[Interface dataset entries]
-=-=-
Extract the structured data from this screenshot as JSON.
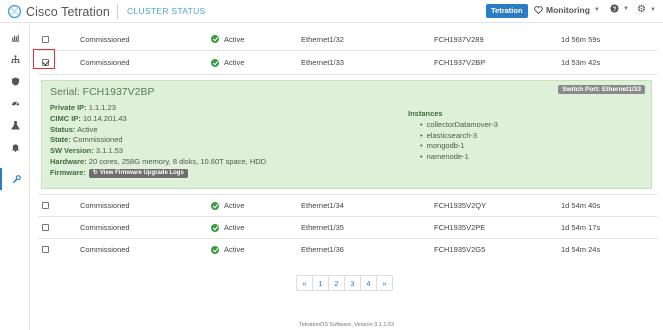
{
  "header": {
    "logo_text": "Cisco Tetration",
    "page_title": "CLUSTER STATUS",
    "scope_button": "Tetration",
    "monitoring_label": "Monitoring",
    "help_label": "?",
    "settings_label": ""
  },
  "sidebar": {
    "items": [
      {
        "icon": "bar-chart-icon"
      },
      {
        "icon": "hierarchy-icon"
      },
      {
        "icon": "shield-icon"
      },
      {
        "icon": "dashboard-icon"
      },
      {
        "icon": "flask-icon"
      },
      {
        "icon": "bell-icon"
      },
      {
        "icon": "wrench-icon",
        "active": true
      }
    ]
  },
  "rows_before": [
    {
      "state": "Commissioned",
      "status": "Active",
      "port": "Ethernet1/32",
      "serial": "FCH1937V289",
      "uptime": "1d 56m 59s"
    },
    {
      "state": "Commissioned",
      "status": "Active",
      "port": "Ethernet1/33",
      "serial": "FCH1937V2BP",
      "uptime": "1d 53m 42s"
    }
  ],
  "detail": {
    "serial": "Serial: FCH1937V2BP",
    "switch_port": "Switch Port: Ethernet1/33",
    "private_ip_label": "Private IP:",
    "private_ip": "1.1.1.23",
    "cimc_ip_label": "CIMC IP:",
    "cimc_ip": "10.14.201.43",
    "status_label": "Status:",
    "status": "Active",
    "state_label": "State:",
    "state": "Commissioned",
    "sw_version_label": "SW Version:",
    "sw_version": "3.1.1.53",
    "hardware_label": "Hardware:",
    "hardware": "20 cores, 258G memory, 8 disks, 10.60T space, HDD",
    "firmware_label": "Firmware:",
    "firmware_button": "View Firmware Upgrade Logs",
    "instances_title": "Instances",
    "instances": [
      "collectorDatamover-3",
      "elasticsearch-3",
      "mongodb-1",
      "namenode-1"
    ]
  },
  "rows_after": [
    {
      "state": "Commissioned",
      "status": "Active",
      "port": "Ethernet1/34",
      "serial": "FCH1935V2QY",
      "uptime": "1d 54m 40s"
    },
    {
      "state": "Commissioned",
      "status": "Active",
      "port": "Ethernet1/35",
      "serial": "FCH1935V2PE",
      "uptime": "1d 54m 17s"
    },
    {
      "state": "Commissioned",
      "status": "Active",
      "port": "Ethernet1/36",
      "serial": "FCH1935V2G5",
      "uptime": "1d 54m 24s"
    }
  ],
  "pagination": [
    "«",
    "1",
    "2",
    "3",
    "4",
    "»"
  ],
  "footer": "TetrationOS Software, Version 3.1.1.53",
  "colors": {
    "accent": "#2a7dc2",
    "active_green": "#3a9a45",
    "panel_green": "#dff0d8",
    "selection_red": "#e03030"
  }
}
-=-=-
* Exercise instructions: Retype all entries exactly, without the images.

* Exercise result:
Extract the structured data from this screenshot as JSON.
{
  "header": {
    "logo_text": "Cisco Tetration",
    "page_title": "CLUSTER STATUS",
    "scope_button": "Tetration",
    "monitoring_label": "Monitoring",
    "help_label": "?",
    "settings_label": ""
  },
  "sidebar": {
    "items": [
      {
        "icon": "bar-chart-icon"
      },
      {
        "icon": "hierarchy-icon"
      },
      {
        "icon": "shield-icon"
      },
      {
        "icon": "dashboard-icon"
      },
      {
        "icon": "flask-icon"
      },
      {
        "icon": "bell-icon"
      },
      {
        "icon": "wrench-icon",
        "active": true
      }
    ]
  },
  "rows_before": [
    {
      "state": "Commissioned",
      "status": "Active",
      "port": "Ethernet1/32",
      "serial": "FCH1937V289",
      "uptime": "1d 56m 59s"
    },
    {
      "state": "Commissioned",
      "status": "Active",
      "port": "Ethernet1/33",
      "serial": "FCH1937V2BP",
      "uptime": "1d 53m 42s"
    }
  ],
  "detail": {
    "serial": "Serial: FCH1937V2BP",
    "switch_port": "Switch Port: Ethernet1/33",
    "private_ip_label": "Private IP:",
    "private_ip": "1.1.1.23",
    "cimc_ip_label": "CIMC IP:",
    "cimc_ip": "10.14.201.43",
    "status_label": "Status:",
    "status": "Active",
    "state_label": "State:",
    "state": "Commissioned",
    "sw_version_label": "SW Version:",
    "sw_version": "3.1.1.53",
    "hardware_label": "Hardware:",
    "hardware": "20 cores, 258G memory, 8 disks, 10.60T space, HDD",
    "firmware_label": "Firmware:",
    "firmware_button": "View Firmware Upgrade Logs",
    "instances_title": "Instances",
    "instances": [
      "collectorDatamover-3",
      "elasticsearch-3",
      "mongodb-1",
      "namenode-1"
    ]
  },
  "rows_after": [
    {
      "state": "Commissioned",
      "status": "Active",
      "port": "Ethernet1/34",
      "serial": "FCH1935V2QY",
      "uptime": "1d 54m 40s"
    },
    {
      "state": "Commissioned",
      "status": "Active",
      "port": "Ethernet1/35",
      "serial": "FCH1935V2PE",
      "uptime": "1d 54m 17s"
    },
    {
      "state": "Commissioned",
      "status": "Active",
      "port": "Ethernet1/36",
      "serial": "FCH1935V2G5",
      "uptime": "1d 54m 24s"
    }
  ],
  "pagination": [
    "«",
    "1",
    "2",
    "3",
    "4",
    "»"
  ],
  "footer": "TetrationOS Software, Version 3.1.1.53",
  "colors": {
    "accent": "#2a7dc2",
    "active_green": "#3a9a45",
    "panel_green": "#dff0d8",
    "selection_red": "#e03030"
  }
}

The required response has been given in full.